As opportunities come and go, the tides of color on popular campus bulletin boards ebb and flow. A large theater poster welcomes all audiences to a Friday evening show with its professional-looking design; the next week, an exclusive psychology study in a simple font offers five dollars to speakers fluent in both English and Korean. Many flyers, as the warning on the second floor of Harper reminds us, will be taken down on the last Friday of each month. The notice, however, verges on irrelevant; most flyers are covered up in a matter of days by gentrifiers absconding with the culture and tacks of the bulletin board’s original occupants. A continual stream of flyers quickly builds a three-dimensional timeline of flyer history reminiscent of sedimentary rock. Many flyers are only visible for such a short period of time that to see them, you need to look for them.

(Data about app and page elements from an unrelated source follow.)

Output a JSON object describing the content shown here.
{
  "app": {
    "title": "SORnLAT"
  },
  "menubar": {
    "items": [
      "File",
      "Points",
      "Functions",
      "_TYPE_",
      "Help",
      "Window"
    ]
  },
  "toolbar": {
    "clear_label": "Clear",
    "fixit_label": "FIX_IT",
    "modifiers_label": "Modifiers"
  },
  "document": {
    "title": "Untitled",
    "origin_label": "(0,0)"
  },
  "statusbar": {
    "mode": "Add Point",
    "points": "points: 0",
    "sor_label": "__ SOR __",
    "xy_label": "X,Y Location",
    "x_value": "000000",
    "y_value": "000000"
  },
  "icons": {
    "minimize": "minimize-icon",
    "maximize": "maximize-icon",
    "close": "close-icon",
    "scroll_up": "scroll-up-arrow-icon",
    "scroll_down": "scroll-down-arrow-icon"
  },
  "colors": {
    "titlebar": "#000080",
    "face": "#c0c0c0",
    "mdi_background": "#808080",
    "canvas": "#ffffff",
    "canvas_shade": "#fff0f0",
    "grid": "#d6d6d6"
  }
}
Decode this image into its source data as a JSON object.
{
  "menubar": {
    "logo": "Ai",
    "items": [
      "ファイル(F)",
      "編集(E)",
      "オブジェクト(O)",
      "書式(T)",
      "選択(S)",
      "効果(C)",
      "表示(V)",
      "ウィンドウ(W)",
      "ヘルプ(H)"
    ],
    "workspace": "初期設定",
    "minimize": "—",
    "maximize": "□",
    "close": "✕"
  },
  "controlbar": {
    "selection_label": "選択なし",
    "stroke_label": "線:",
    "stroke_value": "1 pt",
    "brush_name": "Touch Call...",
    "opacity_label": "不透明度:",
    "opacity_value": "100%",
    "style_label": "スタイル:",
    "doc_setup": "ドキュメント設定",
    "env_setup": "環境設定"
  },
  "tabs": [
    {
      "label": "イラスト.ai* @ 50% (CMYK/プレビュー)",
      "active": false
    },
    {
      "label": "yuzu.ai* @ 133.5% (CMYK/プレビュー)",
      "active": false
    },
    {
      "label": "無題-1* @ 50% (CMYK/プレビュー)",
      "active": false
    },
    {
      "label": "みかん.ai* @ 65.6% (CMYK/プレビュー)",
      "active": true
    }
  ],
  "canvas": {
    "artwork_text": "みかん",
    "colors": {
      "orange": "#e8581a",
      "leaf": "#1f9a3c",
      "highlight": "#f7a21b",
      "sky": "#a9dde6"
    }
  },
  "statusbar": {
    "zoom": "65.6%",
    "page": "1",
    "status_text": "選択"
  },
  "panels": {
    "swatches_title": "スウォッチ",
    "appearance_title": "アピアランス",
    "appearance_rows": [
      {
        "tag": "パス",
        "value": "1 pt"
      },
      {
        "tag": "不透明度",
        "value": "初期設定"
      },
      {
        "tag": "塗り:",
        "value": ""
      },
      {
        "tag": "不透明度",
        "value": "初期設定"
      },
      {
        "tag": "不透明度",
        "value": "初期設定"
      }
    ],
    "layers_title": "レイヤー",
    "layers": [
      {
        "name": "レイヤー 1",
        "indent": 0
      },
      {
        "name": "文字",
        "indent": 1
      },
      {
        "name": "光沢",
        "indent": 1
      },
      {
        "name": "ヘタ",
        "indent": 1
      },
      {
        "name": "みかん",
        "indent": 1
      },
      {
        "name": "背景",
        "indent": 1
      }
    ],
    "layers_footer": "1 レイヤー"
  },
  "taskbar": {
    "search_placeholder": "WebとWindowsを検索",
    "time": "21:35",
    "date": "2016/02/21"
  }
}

We divide the inhabitants of the flyer world into the avid reader, the casual reader, and the nonreader. The nonreader ignores flyers completely; he learns of events through friends, word of mouth, or Facebook. The casual reader will take a glance at flyers, when he has the time: often before class, or on the way out of a building. The third type of reader is the type that inspires this article. He scours the hidden corners of Kent and the higher floors of Eckhart for posters, devouring every word and image whether they relate to him or not. He makes it his duty to scan the boards frequently, and, in doing so, he begins to notice the inherent patterns, beauties, and intricacies of posted communication. For better or for worse, this is who I have become.
I believe that it is difficult, if not impossible, to be an avid reader of flyers if you have never posted them yourself. In my first year, I was a casual reader; I can remember a specific moment after Sosc in the fall of last year when staring at the bulletin board outside my classroom became intensely overwhelming—a plethora of summer school programs snarled and barked aggressively at me with size and loud color, while subdued, grayscale ads for ethnic meals pleaded with me to attend. The bulletin board as a whole screamed at me in the same frantically incomprehensible way that epsilon-delta proofs did during math class. YAAHHH! YAAAAAGHHH!
Somehow, I acclimated myself to the scattered muddles of the boards and began to pay attention, particularly to the paid studies advertised in sickly orange and over-saturated blue. One day, outside of the bookstore, I noticed a blue flyer promising Barnes & Noble gift cards to any uncircumcised man willing to participate in a short study. At the top, the flyer read “Uncircumcised?” in large font, followed by some smaller text halfway down the page regarding the details of the study. Twelve scissor-snipped, sideways partitions at the bottom regarding contact information fluttered in the wind. Inexplicably, I was inspired. After talking over the idea with my friend, I scurried back to my room in a frenzy of inspiration, booted up Photoshop, and got to work. Within half an hour, it was done.
“Circumcised?” read the text of my new flyer in large Times New Roman.
“Want to be?” appeared in smaller font halfway down the page, followed with a convincing explanation of the study.
Our flyer offered a Barnes & Noble gift certificate as compensation, but, regrettably, could not guarantee the return of a participant’s foreskin. Even from a short distance it was easily mistakable for the original. One fall evening, two friends and I struck out with a stapler and thumbtacks, decimating indoor and outdoor boards alike with our bootlegged ads. I still remember the click of satisfaction I felt upon stapling one of my homemade flyers next to the original one I had found by the bookstore. I came back in two days and saw that mine had been ripped down but the original remained. Someone had taken notice—quite literally, it seemed.
This is why I became an avid flyer reader. Ever since then, I’ve paid close attention, hoping to find a kindred spirit on the boards. Last week, I finally found what I was looking for, in a simple flyer with large, all-caps, sans-serif font punctuated by careful, unnecessary indents. The flyer lists multiple items of used furniture for sale, yet provides no way of contacting the seller to actually buy them. It wasn’t a typo. Mystery seller, thank you for helping me keep faith in the boards. The flyer is not only a medium of commerce, but also one of humor, and possibly, depending on who you ask, of art. All you need to do to be a part of it is look at the walls.
Chris Stavitsky is a second-year in the College majoring in economics and English..